This is a line from the Korean drama “The Heirs,” which successfully ended its run last December. “The Heirs” follows a love story between the son of a business tycoon and an ordinary girl. In the drama, high school senior Cha Eun-sang (actress Park Shin-hye) lives with her mother, who works as a housemaid in the Jeguk Group chairman’s house. The mother and daughter eventually start living in the maid’s room, but Cha keeps working various part-time jobs, including washing dishes and delivering fried chicken. Then a love story between the chairman’s second son (actor Lee Min-ho) and Eun-sang blossoms.
The recently finished SBS drama was highly praised and the cast included some of the best actors in 2013. The main actors, Park and Lee, got the best couple award, and Lee received the best male actor award at the SBS Drama Awards.
Like most dramas, “The Heirs” can be characterized as having a “Cinderella complex,” with a helpless female character who waits for her prince to rescue her, just like in the fairy tale. In dramas, this element works with two people - a poor and incapable heroine and a handsome, rich hero. Since 1994, many Korean dramas have included this element and it has become an essential part to a successful drama.
Cinderella dramas are loved by many people in various countries, and each country tries to sell their copyrights abroad. The popularity rating of a drama is influenced by the audience. Most of the viewers are women, according to the Korea Creative Content Agency, and the value of Cinderella dramas is increasing because women of all age limit enjoy the dramas.

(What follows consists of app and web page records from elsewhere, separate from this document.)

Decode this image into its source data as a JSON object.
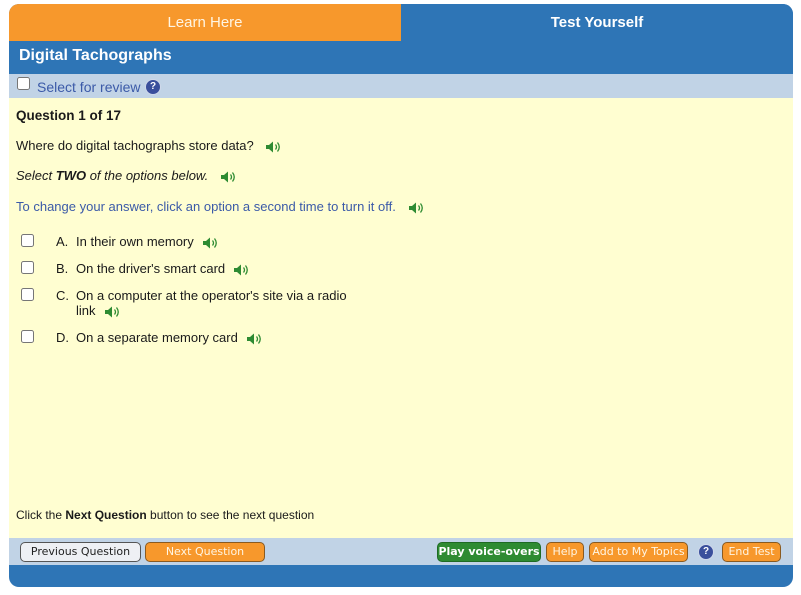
{
  "tabs": [
    {
      "label": "Learn Here",
      "active": false
    },
    {
      "label": "Test Yourself",
      "active": true
    }
  ],
  "header": {
    "title": "Digital Tachographs"
  },
  "review": {
    "label": "Select for review",
    "checked": false,
    "help_icon": "?"
  },
  "question": {
    "number_label": "Question 1 of 17",
    "text": "Where do digital tachographs store data?",
    "instruction_prefix": "Select ",
    "instruction_bold": "TWO",
    "instruction_suffix": " of the options below.",
    "change_hint": "To change your answer, click an option a second time to turn it off.",
    "options": [
      {
        "letter": "A.",
        "text": "In their own memory",
        "checked": false
      },
      {
        "letter": "B.",
        "text": "On the driver's smart card",
        "checked": false
      },
      {
        "letter": "C.",
        "text": "On a computer at the operator's site via a radio link",
        "checked": false
      },
      {
        "letter": "D.",
        "text": "On a separate memory card",
        "checked": false
      }
    ]
  },
  "next_hint": {
    "prefix": "Click the ",
    "bold": "Next Question",
    "suffix": " button to see the next question"
  },
  "footer": {
    "previous_label": "Previous Question",
    "next_label": "Next Question",
    "play_label": "Play voice-overs",
    "help_label": "Help",
    "add_topics_label": "Add to My Topics",
    "help_icon": "?",
    "end_label": "End Test"
  },
  "colors": {
    "brand_blue": "#2e75b6",
    "orange": "#f7982c",
    "green": "#2e8b32",
    "content_bg": "#fffed1",
    "bar_bg": "#c1d3e6"
  }
}
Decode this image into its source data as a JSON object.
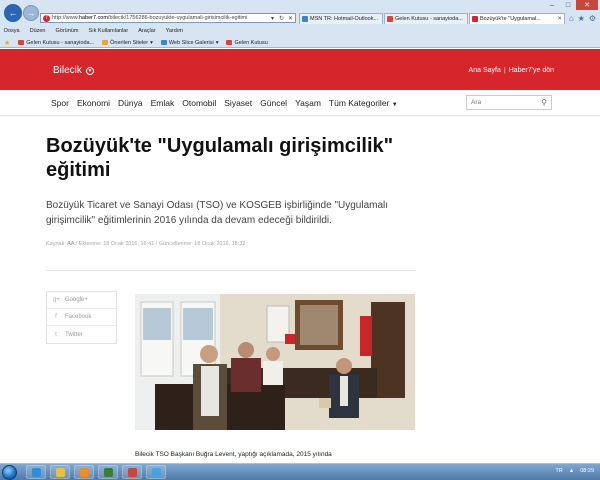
{
  "browser": {
    "address_url_prefix": "http://www.",
    "address_url_domain": "haber7.com",
    "address_url_path": "/bilecik/1756286-bozuyukte-uygulamali-girisimcilik-egitimi",
    "tabs": [
      {
        "title": "MSN TR: Hotmail-Outlook...",
        "color": "#3a86c8"
      },
      {
        "title": "Gelen Kutusu - sanayioda...",
        "color": "#d44638"
      },
      {
        "title": "Bozüyük'te \"Uygulamal...",
        "color": "#d6262c",
        "active": true
      }
    ],
    "menu": [
      "Dosya",
      "Düzen",
      "Görünüm",
      "Sık Kullanılanlar",
      "Araçlar",
      "Yardım"
    ],
    "favorites": [
      {
        "label": "Gelen Kutusu - sanayioda...",
        "color": "#d44638"
      },
      {
        "label": "Önerilen Siteler",
        "color": "#e8a33c"
      },
      {
        "label": "Web Slice Galerisi",
        "color": "#3a86c8"
      },
      {
        "label": "Gelen Kutusu",
        "color": "#d44638"
      }
    ]
  },
  "header": {
    "brand": "Bilecik",
    "links": [
      "Ana Sayfa",
      "|",
      "Haber7'ye dön"
    ]
  },
  "nav": {
    "items": [
      "Spor",
      "Ekonomi",
      "Dünya",
      "Emlak",
      "Otomobil",
      "Siyaset",
      "Güncel",
      "Yaşam"
    ],
    "all_categories": "Tüm Kategoriler",
    "search_placeholder": "Ara"
  },
  "article": {
    "title": "Bozüyük'te \"Uygulamalı girişimcilik\" eğitimi",
    "summary": "Bozüyük Ticaret ve Sanayi Odası (TSO) ve KOSGEB işbirliğinde \"Uygulamalı girişimcilik\" eğitimlerinin 2016 yılında da devam edeceği bildirildi.",
    "meta_source_label": "Kaynak:",
    "meta_source": "AA",
    "meta_dates": "/ Eklenme: 18 Ocak 2016, 16:41 / Güncellenme: 18 Ocak 2016, 18:32",
    "body_first_line": "Bilecik TSO Başkanı Buğra Levent, yaptığı açıklamada, 2015 yılında"
  },
  "share": [
    {
      "icon": "g+",
      "label": "Google+"
    },
    {
      "icon": "f",
      "label": "Facebook"
    },
    {
      "icon": "t",
      "label": "Twitter"
    }
  ],
  "taskbar": {
    "language": "TR",
    "clock": "08:29"
  },
  "colors": {
    "brand_red": "#d6262c"
  }
}
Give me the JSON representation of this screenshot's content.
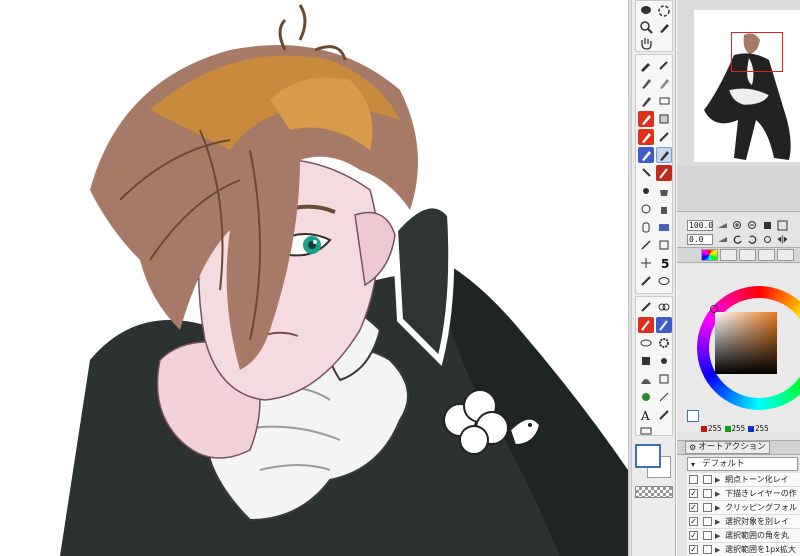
{
  "navigator": {
    "zoom_value": "100.0",
    "angle_value": "0.0"
  },
  "color": {
    "current": "#e67a20",
    "foreground": "#ffffff",
    "r_value": "255",
    "g_value": "255",
    "b_value": "255",
    "r_color": "#d01010",
    "g_color": "#10a010",
    "b_color": "#1030d0"
  },
  "auto_action": {
    "tab_label": "オートアクション",
    "set_name": "デフォルト",
    "items": [
      {
        "label": "網点トーン化レイ",
        "checked": false
      },
      {
        "label": "下描きレイヤーの作",
        "checked": true
      },
      {
        "label": "クリッピングフォル",
        "checked": true
      },
      {
        "label": "選択対象を別レイ",
        "checked": true
      },
      {
        "label": "選択範囲の角を丸",
        "checked": true
      },
      {
        "label": "選択範囲を1px拡大",
        "checked": true
      }
    ]
  },
  "icons": {
    "tools": [
      "lasso-icon",
      "rotate-icon",
      "zoom-icon",
      "eyedropper-icon",
      "hand-icon",
      "pen-icon",
      "pencil-icon",
      "brush-icon",
      "marker-icon",
      "eraser-icon",
      "bucket-icon",
      "text-icon"
    ]
  }
}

Cinderella dramas are loved by many because every drama has its own special element, even if it’s formulaic. For example, the drama “Lovers in Paris” (2004) included a secret behind birth, “Secret Garden” (2010) had a fantasy of two people switching bodies and “The Secret” (2013) included a hit-and-run. Drama-loving viewers sometimes complain about simple and obvious endings, but they enjoy watching Cinderella dramas because new shows are constantly appearing.
But there are other factors that affect the popularity of Cinderella dramas. Critic Hwang Jin-mi said that social life in the present age helps make Cinderella dramas popular.
“South Korea is made up of social divisions nowadays and the potential for success is limited, unlike in the past,” Hwang said.
“An individual’s blood-and-tears endeavors cannot change their social class, and that is why they think they need to marry rich, young individuals from financial conglomerates. The TV audiences know this, but they relieve their stress by visual sensation.”
BY LEE DA-GYEONG AND HA HYEON-KYUNG [firstname.lastname@example.org]